**Assignment:**
Line by line, restate the material exactly.

%%

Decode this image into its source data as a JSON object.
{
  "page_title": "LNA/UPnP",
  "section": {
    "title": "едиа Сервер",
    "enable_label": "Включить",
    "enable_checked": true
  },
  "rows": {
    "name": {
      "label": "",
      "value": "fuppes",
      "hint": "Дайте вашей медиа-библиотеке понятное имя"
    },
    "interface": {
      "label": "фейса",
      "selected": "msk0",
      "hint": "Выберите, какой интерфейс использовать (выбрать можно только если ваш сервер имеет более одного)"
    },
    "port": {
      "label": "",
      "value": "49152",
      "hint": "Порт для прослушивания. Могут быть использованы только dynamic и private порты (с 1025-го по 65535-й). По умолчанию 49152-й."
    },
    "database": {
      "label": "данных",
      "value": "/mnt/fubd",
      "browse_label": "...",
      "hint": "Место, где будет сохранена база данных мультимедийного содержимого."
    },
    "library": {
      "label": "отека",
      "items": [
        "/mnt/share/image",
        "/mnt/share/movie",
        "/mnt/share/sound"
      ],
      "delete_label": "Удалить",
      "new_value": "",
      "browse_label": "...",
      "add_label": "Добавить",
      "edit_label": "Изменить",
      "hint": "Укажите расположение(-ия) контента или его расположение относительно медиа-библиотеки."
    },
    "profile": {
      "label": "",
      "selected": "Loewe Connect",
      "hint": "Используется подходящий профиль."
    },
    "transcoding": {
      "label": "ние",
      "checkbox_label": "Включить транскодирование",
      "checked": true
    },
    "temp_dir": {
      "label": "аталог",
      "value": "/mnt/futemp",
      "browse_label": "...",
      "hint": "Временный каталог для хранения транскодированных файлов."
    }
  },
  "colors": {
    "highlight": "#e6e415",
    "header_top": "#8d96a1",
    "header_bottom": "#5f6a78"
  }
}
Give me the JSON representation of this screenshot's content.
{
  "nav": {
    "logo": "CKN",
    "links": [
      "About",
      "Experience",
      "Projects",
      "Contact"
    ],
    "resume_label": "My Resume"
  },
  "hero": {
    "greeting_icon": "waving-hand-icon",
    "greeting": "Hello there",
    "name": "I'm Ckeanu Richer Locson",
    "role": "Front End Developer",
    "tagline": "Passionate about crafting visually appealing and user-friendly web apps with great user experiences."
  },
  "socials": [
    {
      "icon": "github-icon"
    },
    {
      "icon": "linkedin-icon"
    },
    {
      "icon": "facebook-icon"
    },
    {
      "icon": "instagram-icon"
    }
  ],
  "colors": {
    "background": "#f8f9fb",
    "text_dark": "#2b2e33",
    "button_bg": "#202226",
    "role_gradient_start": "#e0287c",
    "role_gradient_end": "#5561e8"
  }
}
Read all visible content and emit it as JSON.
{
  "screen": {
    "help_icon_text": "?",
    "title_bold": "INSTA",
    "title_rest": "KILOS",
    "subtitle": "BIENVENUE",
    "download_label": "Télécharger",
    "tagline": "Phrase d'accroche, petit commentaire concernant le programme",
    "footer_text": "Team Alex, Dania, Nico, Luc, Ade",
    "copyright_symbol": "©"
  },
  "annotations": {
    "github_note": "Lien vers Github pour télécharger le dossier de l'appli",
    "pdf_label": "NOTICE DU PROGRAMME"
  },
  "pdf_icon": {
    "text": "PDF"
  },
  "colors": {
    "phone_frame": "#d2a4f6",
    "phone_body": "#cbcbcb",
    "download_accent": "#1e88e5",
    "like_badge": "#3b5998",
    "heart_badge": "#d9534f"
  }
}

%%

**Expected answer:**
Decode this image into its source data as a JSON object.
{
  "page_title": "LNA/UPnP",
  "section": {
    "title": "едиа Сервер",
    "enable_label": "Включить",
    "enable_checked": true
  },
  "rows": {
    "name": {
      "label": "",
      "value": "fuppes",
      "hint": "Дайте вашей медиа-библиотеке понятное имя"
    },
    "interface": {
      "label": "фейса",
      "selected": "msk0",
      "hint": "Выберите, какой интерфейс использовать (выбрать можно только если ваш сервер имеет более одного)"
    },
    "port": {
      "label": "",
      "value": "49152",
      "hint": "Порт для прослушивания. Могут быть использованы только dynamic и private порты (с 1025-го по 65535-й). По умолчанию 49152-й."
    },
    "database": {
      "label": "данных",
      "value": "/mnt/fubd",
      "browse_label": "...",
      "hint": "Место, где будет сохранена база данных мультимедийного содержимого."
    },
    "library": {
      "label": "отека",
      "items": [
        "/mnt/share/image",
        "/mnt/share/movie",
        "/mnt/share/sound"
      ],
      "delete_label": "Удалить",
      "new_value": "",
      "browse_label": "...",
      "add_label": "Добавить",
      "edit_label": "Изменить",
      "hint": "Укажите расположение(-ия) контента или его расположение относительно медиа-библиотеки."
    },
    "profile": {
      "label": "",
      "selected": "Loewe Connect",
      "hint": "Используется подходящий профиль."
    },
    "transcoding": {
      "label": "ние",
      "checkbox_label": "Включить транскодирование",
      "checked": true
    },
    "temp_dir": {
      "label": "аталог",
      "value": "/mnt/futemp",
      "browse_label": "...",
      "hint": "Временный каталог для хранения транскодированных файлов."
    }
  },
  "colors": {
    "highlight": "#e6e415",
    "header_top": "#8d96a1",
    "header_bottom": "#5f6a78"
  }
}
Give me the JSON representation of this screenshot's content.
{
  "nav": {
    "logo": "CKN",
    "links": [
      "About",
      "Experience",
      "Projects",
      "Contact"
    ],
    "resume_label": "My Resume"
  },
  "hero": {
    "greeting_icon": "waving-hand-icon",
    "greeting": "Hello there",
    "name": "I'm Ckeanu Richer Locson",
    "role": "Front End Developer",
    "tagline": "Passionate about crafting visually appealing and user-friendly web apps with great user experiences."
  },
  "socials": [
    {
      "icon": "github-icon"
    },
    {
      "icon": "linkedin-icon"
    },
    {
      "icon": "facebook-icon"
    },
    {
      "icon": "instagram-icon"
    }
  ],
  "colors": {
    "background": "#f8f9fb",
    "text_dark": "#2b2e33",
    "button_bg": "#202226",
    "role_gradient_start": "#e0287c",
    "role_gradient_end": "#5561e8"
  }
}
Read all visible content and emit it as JSON.
{
  "screen": {
    "help_icon_text": "?",
    "title_bold": "INSTA",
    "title_rest": "KILOS",
    "subtitle": "BIENVENUE",
    "download_label": "Télécharger",
    "tagline": "Phrase d'accroche, petit commentaire concernant le programme",
    "footer_text": "Team Alex, Dania, Nico, Luc, Ade",
    "copyright_symbol": "©"
  },
  "annotations": {
    "github_note": "Lien vers Github pour télécharger le dossier de l'appli",
    "pdf_label": "NOTICE DU PROGRAMME"
  },
  "pdf_icon": {
    "text": "PDF"
  },
  "colors": {
    "phone_frame": "#d2a4f6",
    "phone_body": "#cbcbcb",
    "download_accent": "#1e88e5",
    "like_badge": "#3b5998",
    "heart_badge": "#d9534f"
  }
}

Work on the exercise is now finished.